> [What the task asks]:
Here are some records; copy every line that holds the word "localhost".

(Recorded data)
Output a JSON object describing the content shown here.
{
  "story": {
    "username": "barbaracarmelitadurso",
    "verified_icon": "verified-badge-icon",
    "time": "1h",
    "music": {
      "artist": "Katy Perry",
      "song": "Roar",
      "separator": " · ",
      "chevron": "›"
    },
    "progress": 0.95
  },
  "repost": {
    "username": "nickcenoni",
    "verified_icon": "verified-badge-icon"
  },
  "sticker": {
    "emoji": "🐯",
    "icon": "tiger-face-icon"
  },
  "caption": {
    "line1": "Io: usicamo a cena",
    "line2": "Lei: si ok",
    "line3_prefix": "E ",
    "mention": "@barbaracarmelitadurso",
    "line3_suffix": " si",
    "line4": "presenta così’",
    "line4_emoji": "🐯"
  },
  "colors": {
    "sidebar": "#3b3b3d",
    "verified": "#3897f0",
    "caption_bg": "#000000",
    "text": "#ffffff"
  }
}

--

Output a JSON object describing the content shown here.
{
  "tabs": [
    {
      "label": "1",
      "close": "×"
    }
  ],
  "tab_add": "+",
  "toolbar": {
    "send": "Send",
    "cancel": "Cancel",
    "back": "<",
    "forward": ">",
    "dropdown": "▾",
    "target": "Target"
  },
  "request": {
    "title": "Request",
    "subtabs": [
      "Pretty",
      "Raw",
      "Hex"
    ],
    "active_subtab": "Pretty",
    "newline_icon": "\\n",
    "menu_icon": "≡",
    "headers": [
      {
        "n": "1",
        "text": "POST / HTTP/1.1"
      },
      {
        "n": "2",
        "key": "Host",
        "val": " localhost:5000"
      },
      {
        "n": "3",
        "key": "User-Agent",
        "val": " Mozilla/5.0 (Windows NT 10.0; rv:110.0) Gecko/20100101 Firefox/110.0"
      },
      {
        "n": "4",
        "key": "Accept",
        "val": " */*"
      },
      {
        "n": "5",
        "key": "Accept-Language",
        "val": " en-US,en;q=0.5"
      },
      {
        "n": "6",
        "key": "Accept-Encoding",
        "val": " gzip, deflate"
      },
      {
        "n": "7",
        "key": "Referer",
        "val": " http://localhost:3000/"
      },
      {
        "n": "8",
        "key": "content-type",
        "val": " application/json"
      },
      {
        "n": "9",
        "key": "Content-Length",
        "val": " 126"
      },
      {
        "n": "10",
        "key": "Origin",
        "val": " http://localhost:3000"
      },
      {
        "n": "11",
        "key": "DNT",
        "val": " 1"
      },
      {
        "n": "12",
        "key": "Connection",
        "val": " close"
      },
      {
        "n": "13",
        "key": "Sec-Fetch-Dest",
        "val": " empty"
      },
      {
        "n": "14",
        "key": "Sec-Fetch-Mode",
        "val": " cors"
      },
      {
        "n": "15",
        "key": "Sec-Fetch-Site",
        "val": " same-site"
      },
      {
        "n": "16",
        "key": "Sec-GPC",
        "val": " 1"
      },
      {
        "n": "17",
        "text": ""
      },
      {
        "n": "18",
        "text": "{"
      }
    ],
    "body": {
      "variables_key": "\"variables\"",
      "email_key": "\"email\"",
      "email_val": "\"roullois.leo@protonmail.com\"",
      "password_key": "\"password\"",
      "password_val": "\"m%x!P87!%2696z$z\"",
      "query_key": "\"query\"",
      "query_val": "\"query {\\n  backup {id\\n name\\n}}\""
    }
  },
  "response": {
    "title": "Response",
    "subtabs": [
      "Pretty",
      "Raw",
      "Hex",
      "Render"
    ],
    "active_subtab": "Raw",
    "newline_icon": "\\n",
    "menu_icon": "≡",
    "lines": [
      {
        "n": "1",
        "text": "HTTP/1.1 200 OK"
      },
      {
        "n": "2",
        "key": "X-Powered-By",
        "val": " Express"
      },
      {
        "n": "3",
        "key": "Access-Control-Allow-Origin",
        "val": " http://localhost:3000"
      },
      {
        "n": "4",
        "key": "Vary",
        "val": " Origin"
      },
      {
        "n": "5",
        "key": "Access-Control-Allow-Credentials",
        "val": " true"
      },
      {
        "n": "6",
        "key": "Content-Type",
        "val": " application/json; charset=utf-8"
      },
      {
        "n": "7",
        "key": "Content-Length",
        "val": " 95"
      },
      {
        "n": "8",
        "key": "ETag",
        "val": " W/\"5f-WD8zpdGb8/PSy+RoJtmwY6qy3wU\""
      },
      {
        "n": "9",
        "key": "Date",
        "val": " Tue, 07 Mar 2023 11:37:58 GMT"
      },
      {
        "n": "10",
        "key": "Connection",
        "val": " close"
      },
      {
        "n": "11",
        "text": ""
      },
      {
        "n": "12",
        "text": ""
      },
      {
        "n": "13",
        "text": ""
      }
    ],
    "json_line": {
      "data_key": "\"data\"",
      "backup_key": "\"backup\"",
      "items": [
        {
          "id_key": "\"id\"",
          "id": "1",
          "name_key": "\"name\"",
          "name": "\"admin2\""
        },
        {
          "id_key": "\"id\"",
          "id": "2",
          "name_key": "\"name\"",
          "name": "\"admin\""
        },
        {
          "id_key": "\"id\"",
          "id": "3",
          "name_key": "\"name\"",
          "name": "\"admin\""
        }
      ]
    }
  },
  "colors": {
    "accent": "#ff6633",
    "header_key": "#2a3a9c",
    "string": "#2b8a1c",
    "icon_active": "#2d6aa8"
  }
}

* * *

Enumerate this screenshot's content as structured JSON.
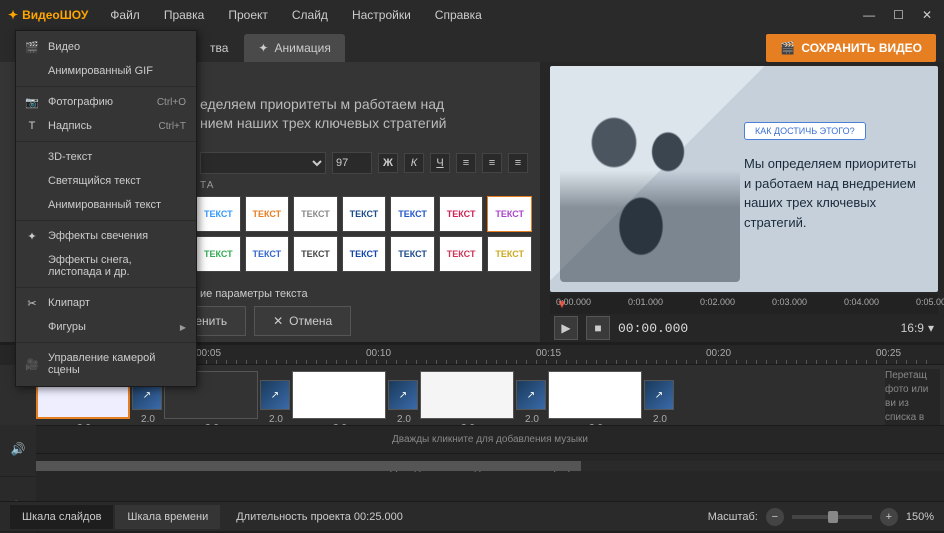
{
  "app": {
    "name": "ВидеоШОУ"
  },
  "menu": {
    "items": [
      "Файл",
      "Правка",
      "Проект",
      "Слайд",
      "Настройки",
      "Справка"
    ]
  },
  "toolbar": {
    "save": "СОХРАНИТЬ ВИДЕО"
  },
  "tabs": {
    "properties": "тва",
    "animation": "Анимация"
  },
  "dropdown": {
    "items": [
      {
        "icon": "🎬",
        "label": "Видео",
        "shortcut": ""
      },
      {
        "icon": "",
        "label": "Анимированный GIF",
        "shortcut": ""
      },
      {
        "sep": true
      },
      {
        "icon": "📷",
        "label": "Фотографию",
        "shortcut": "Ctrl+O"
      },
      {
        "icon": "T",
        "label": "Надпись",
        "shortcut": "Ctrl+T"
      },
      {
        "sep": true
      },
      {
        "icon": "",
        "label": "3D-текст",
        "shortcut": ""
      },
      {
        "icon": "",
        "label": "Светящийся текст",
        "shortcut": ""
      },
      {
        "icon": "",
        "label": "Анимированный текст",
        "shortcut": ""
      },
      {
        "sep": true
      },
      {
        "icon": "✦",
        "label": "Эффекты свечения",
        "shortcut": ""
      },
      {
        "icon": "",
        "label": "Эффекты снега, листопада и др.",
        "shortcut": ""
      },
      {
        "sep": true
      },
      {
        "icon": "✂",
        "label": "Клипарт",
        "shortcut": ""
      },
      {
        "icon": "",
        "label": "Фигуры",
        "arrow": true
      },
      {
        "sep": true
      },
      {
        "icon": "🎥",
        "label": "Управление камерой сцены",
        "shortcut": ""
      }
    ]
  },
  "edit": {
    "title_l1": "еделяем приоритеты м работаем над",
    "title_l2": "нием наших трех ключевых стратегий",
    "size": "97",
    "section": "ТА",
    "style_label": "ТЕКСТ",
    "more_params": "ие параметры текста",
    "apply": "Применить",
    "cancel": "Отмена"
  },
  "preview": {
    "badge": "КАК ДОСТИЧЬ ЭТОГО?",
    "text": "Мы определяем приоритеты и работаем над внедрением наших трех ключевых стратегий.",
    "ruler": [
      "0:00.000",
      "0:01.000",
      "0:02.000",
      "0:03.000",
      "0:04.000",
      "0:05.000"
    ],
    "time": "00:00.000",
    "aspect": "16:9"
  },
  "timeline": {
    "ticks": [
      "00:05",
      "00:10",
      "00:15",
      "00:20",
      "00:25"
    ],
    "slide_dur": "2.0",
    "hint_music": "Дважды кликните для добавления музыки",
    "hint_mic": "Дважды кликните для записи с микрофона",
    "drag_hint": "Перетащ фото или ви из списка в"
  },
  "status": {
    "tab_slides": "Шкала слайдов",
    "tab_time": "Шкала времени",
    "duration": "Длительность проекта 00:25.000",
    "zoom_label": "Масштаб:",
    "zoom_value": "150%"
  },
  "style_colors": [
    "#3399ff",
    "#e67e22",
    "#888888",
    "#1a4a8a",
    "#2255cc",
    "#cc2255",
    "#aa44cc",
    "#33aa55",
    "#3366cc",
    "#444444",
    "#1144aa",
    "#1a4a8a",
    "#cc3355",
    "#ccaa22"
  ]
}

> [Completed exercise]:
        "val": " localhost:5000"
        "val": " http://localhost:3000/"
        "val": " http://localhost:3000"
        "val": " http://localhost:3000"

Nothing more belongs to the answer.